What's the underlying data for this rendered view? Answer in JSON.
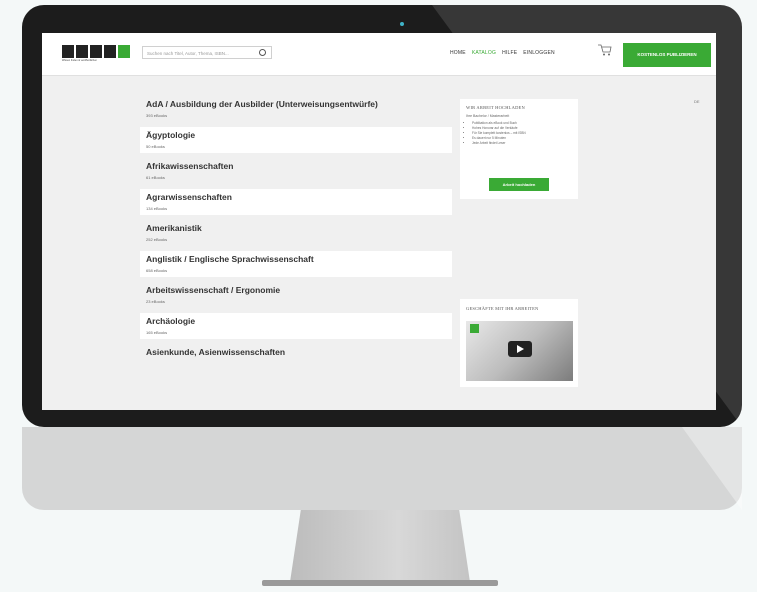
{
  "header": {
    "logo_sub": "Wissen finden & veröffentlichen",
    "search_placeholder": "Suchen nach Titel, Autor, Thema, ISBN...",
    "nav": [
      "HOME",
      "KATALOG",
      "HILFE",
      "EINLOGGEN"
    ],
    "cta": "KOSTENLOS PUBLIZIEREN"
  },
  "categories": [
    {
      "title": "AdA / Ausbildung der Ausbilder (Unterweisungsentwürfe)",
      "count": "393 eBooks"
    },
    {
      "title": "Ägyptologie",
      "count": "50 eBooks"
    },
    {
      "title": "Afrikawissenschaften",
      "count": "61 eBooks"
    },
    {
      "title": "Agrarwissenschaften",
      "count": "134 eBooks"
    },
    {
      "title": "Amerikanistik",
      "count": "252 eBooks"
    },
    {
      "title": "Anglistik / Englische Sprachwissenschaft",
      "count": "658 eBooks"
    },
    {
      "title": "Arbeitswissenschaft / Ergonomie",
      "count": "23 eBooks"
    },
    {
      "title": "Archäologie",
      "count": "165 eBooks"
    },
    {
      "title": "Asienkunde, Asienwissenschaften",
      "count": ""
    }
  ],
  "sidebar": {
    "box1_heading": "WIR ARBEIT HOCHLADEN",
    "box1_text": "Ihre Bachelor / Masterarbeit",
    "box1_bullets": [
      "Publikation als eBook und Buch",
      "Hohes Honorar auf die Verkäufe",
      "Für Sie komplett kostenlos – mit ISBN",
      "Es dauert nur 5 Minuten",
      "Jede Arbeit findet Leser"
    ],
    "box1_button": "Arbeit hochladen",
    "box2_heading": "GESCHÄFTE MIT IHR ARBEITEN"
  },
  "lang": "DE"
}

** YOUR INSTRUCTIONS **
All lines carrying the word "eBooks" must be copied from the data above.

** WORKED SOLUTION **
      "count": "393 eBooks"
      "count": "50 eBooks"
      "count": "61 eBooks"
      "count": "134 eBooks"
      "count": "252 eBooks"
      "count": "658 eBooks"
      "count": "23 eBooks"
      "count": "165 eBooks"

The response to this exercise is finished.